Interested in participating in one of our research studies? Reach out to us at!

Industry-Sponsored Clinical Trials

  • The Brain Shuttle study: A phase I study to investigate the intravenous administration of R07121932 in patients with MS. This medication is similar to the approved medication, ocrelizumab (Ocrevus©), but it has been attached to a "Brain Shuttle," which should let the medication access the brain more effectively than the currently used medication. Now Recruiting!
  • The FENTRIPID clinical trial: A study of fenebrutinib for adult patients with primary progressive MS. Fenebrutinib is a member of a new class of medications called BTK inhibitors. It is being compared to a currently approved medication, ocrelizumab (Ocrevus©), in this clinical trial ( Identifier: NCT04544449). Now Recruiting!
  • CONSONANCE clinical trial: A study of ocrelizumab (Ocrevus©) in patients older than 65 years who have primary or secondary progressive MS ( Identifier: NCT03523858)
  • An observational study of ocrelizumab (Ocrevus©)-treated MS patients to determine the incidence and mortality rates of breast cancer and other malignancies

Ongoing Research

  • Biorepository – The biorepository collects blood and tissue samples for research purposes.
Interested in participating in one of our research studies?
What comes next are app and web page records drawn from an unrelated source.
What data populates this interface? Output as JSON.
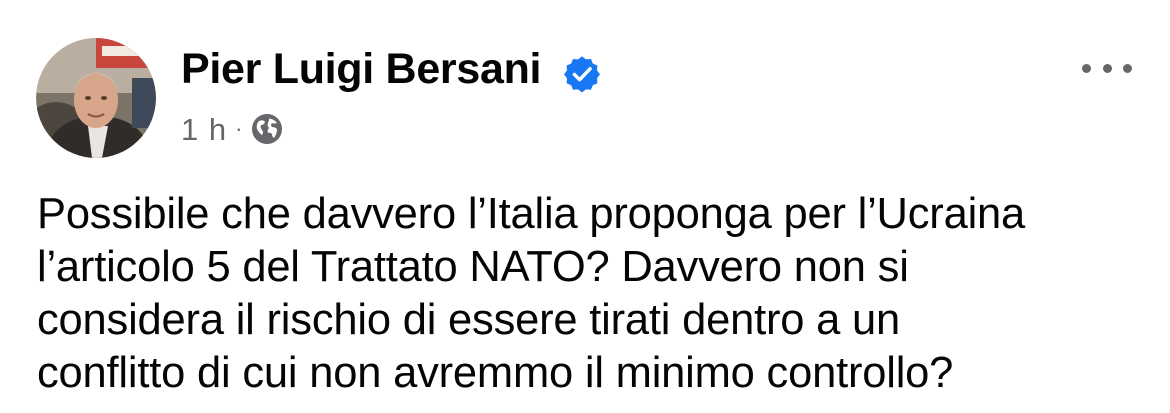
{
  "post": {
    "author": {
      "name": "Pier Luigi Bersani",
      "verified_icon": "verified-badge-icon",
      "avatar_icon": "profile-photo"
    },
    "meta": {
      "time": "1 h",
      "separator": "·",
      "audience_icon": "globe-icon"
    },
    "more_icon": "more-options-icon",
    "text_lines": [
      "Possibile che davvero l’Italia proponga per l’Ucraina",
      "l’articolo 5 del Trattato NATO? Davvero non si",
      "considera il rischio di essere tirati dentro a un",
      "conflitto di cui non avremmo il minimo controllo?"
    ]
  },
  "colors": {
    "text": "#050505",
    "secondary": "#65676b",
    "verified": "#1877f2"
  }
}
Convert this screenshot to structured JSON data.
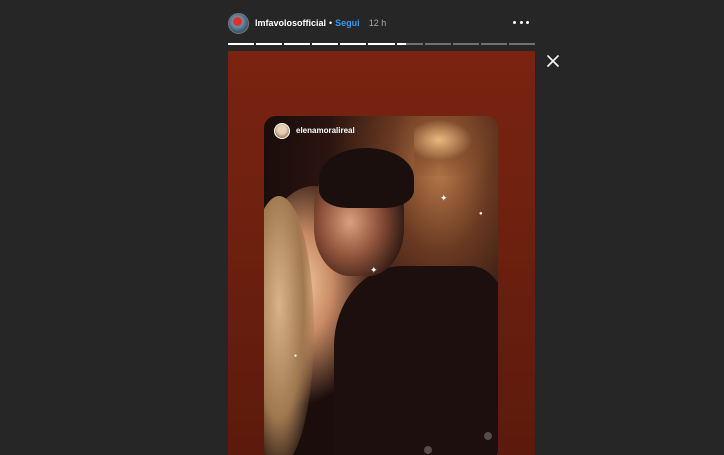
{
  "header": {
    "username": "lmfavolosofficial",
    "separator": "•",
    "follow_label": "Segui",
    "timestamp": "12 h",
    "avatar_icon": "profile-avatar",
    "more_icon": "more-horizontal-icon"
  },
  "progress": {
    "segments_total": 11,
    "segments_completed": 6,
    "current_segment_fraction": 0.35
  },
  "close_icon": "close-icon",
  "story": {
    "reposted_username": "elenamoralireal"
  },
  "colors": {
    "background": "#262626",
    "follow": "#3897f0",
    "media_tint": "#6f210f"
  }
}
Reach out to us at!

The Chairman of the Yale Department of Neurology is world-renowned Professor David A. Hafler, MD. Dr. Hafler's research has greatly advanced the understanding of the function of the immune system in MS, of the relationship between MS and other autoimmune diseases, and the genetic underpinnings of MS in relation to autoimmune diseases. Researchers in Dr. Hafler's lab are exploring the role of dietary salt and body fat in multiple sclerosis, examining immune cells across the spectrum of MS at a single-cell level, and performing cutting-edge research about MS genetics. Newly diagnosed MS patients are invited to contribute to this research by donating blood, stool, fat tissue, and/or spinal fluid.

For more information about Dr. Hafler's work, see his laboratory website.
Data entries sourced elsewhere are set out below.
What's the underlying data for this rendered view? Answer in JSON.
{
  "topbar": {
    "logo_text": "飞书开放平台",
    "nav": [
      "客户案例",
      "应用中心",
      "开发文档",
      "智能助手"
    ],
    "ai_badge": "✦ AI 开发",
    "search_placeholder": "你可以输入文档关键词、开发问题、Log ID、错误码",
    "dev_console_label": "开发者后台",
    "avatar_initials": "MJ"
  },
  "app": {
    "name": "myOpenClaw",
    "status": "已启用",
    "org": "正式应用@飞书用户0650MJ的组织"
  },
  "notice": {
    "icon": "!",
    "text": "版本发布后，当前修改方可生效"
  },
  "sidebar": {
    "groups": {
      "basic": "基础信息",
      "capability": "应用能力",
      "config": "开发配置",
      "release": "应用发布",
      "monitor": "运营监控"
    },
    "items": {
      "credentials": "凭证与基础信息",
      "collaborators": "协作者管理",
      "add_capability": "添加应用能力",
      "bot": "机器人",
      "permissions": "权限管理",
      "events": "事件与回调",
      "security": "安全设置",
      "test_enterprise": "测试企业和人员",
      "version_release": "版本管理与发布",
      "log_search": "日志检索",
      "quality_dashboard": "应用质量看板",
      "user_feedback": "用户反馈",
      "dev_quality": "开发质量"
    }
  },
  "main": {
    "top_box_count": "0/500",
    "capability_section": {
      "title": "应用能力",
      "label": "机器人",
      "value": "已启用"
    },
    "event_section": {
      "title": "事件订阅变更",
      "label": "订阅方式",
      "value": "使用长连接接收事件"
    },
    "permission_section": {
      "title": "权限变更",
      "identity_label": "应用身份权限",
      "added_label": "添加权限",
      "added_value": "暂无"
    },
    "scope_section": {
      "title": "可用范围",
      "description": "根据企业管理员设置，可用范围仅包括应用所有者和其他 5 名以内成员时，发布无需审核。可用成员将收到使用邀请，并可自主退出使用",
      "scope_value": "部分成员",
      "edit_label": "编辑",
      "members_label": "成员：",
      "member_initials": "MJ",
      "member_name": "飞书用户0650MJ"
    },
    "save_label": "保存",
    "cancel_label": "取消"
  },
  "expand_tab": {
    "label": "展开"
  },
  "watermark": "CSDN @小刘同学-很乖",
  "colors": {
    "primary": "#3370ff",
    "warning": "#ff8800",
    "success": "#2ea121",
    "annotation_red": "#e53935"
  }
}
At the time of a MS diagnosis, there is usually evidence that the disease started causing neurologic damage well before it caused any symptoms. The research conducted by Erin Longbrake, MD, PhD focuses on this very early-stage disease. She is interested in identifying ways o screen for MS before it starts, and identifying individuals at high risk for the disease before it has a chance to cause symptoms. She is interested in the microbiome as one possible factor that could influence the development of MS. Dr. Longbrake is the PI of a multicenter, national clinical trial aimed at determining whether short-term use of a MS medication, ocrelizumab (Ocrevus©), can prevent MS from developing for patients who have suggestive brain lesions (radiologically isolated syndrome) but no clinical symptoms of MS ( Identifier: NCT04877457). Dr. Longbrake is also leading efforts to study how MS patients - particularly those on B-cell depleting medications - respond to COVID-19 vaccination.

For more information about Dr. Longbrake's work, see her laboratory website.

One root cause of MS-related disability is neurodegeneration, yet the cause for this neurodegeneration is not well understood. The research of David Pitt, MD is aimed at better understanding this phenomenon. His lab is studying the impact of genetic risk factors on inflammation and neurodegeneration in the brain and spinal cord.

For more information about Dr. Pitt’s work, see his laboratory website.

While it has become clear that B-cells play an important role in MS, many of the details regarding exactly how they contribute remain to be discovered. The lab of Kevin O’Connor, PhD works to define the mechanisms by which B-cells and the antibodies they produce cause tissue damage in MS, neuromyelitis optica (NMO), and other autoimmune diseases.

For more information about Dr. O’Connor’s work, see his laboratory website.